The Senate just passed the compromise version of commercial space legislation that merges Senate- and House-passed bills affecting a broad range of commercial space activities from space launch to mining asteroids. The bill passed by unanimous consent without debate.
The final version of the bill keeps the House bill number (H.R. 2262). A Senate Commerce Committee press release identified the key provisions:
Formally extends operation of the International Space Station from 2020 through 2024. President Obama announced last year that he was extending it until then, but this will make it law. Canada and Russia have agreed with the extension; Japan and Europe have not publicly endorsed the extension yet.
Extends the “learning period” for commercial human spaceflight through September 30, 2023. Under current law, the prohibition on the FAA promulgating new regulations for the commercial human spaceflight business expires on March 31, 2016.
Extends third party indemnification for launch services companies through September 30, 2025. Under current law, the authority for the FAA to indemnify commercial space launch companies from certain amounts of claims from the uninvolved public in the event of a launch accident expires on December 31, 2016.
Directs the White House Office of Science and Technology Policy (OSTP) to assess and recommend approaches for oversight of commercial non-governmental activities in space. The 1967 Outer Space Treaty requires governments to authorize and continually supervise the activities of their non-governmental entities.
Establishes a legal right to resources U.S. citizens obtain from asteroids consistent with current law and international obligations. Directs the President to facilitate and promote space resource exploration and recovery.

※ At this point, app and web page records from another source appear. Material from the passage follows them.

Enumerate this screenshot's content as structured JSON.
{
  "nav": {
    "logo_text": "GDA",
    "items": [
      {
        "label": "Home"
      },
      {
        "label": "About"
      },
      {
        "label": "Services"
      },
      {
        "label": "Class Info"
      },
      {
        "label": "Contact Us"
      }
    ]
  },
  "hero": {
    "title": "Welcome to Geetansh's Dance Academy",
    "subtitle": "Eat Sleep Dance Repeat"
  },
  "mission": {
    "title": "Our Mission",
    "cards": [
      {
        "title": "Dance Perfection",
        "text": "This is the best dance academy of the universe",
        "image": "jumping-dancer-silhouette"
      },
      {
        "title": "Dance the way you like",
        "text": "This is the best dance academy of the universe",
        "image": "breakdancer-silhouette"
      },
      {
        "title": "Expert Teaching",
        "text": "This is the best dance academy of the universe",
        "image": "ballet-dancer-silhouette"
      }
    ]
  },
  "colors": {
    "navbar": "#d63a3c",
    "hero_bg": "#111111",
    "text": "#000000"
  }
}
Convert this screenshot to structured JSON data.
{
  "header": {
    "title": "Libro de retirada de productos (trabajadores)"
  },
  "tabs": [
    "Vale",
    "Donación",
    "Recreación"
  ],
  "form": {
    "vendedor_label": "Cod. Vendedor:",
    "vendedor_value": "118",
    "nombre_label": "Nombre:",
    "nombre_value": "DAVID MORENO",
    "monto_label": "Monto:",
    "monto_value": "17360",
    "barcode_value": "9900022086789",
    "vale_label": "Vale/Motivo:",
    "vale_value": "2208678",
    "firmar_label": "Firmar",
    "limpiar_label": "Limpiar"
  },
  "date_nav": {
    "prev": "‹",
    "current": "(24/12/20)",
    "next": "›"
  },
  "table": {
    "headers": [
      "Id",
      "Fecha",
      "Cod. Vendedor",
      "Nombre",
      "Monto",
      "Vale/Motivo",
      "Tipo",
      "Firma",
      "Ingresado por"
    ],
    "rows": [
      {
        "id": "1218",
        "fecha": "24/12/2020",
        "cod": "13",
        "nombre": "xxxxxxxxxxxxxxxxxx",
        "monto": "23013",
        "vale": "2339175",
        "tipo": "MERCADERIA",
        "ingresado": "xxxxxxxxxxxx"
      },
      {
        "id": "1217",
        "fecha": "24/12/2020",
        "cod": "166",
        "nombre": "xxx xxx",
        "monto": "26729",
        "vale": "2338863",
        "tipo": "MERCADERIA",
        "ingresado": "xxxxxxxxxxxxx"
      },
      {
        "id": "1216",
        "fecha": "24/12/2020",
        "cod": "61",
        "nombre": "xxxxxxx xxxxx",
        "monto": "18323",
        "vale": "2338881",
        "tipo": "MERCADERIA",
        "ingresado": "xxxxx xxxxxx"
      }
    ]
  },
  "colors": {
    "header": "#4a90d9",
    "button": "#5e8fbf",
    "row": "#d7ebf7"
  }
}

Provides a use policy for NASA’s Space Launch System (SLS). SLS may be used for missions to extend human presence beyond Low Earth orbit (LEO), for other payloads that can benefit from its unique capabilities, for government or educational payloads consistent with NASA’s mission to explore beyond LEO, and for “compelling circumstances” as determined by the NASA Administrator.
The top Republicans and Democrats on the Senate Commerce Committee and its space subcommittee — John Thune (R-SD), Bill Nelson (D-FL), Ted Cruz (R-TX), and Gary Peters (D-MI) — all praised passage of the bill. Thune noted the efforts of House Science, Space, and Technology Committee Chairman Lamar Smith (R-TX) as being “critical” to the bill’s passage.
Smith said in a statement that the bill “reflect years of committee hearings and input from industry partners, education groups, and grassroots citizien advocates.” He added that he looks forward to a House vote “with strong bipartisan support.”
Asteroid mining company Planetary Resources praised the Senate action, saying it provides a “pro-growth environment for the development of the commercial space industry. ” It singled out Senator Patty Murray (D-WA) and Representatives Kevin McCarthy (R-CA), Bill Posey (R-FL), and Derek Kilmer (D-WA) for their “unwavering” support. Planetary Resources is headquartered in Redmond, WA.
Read the full text of SPACE Act of 2015
Source: Space Policy Online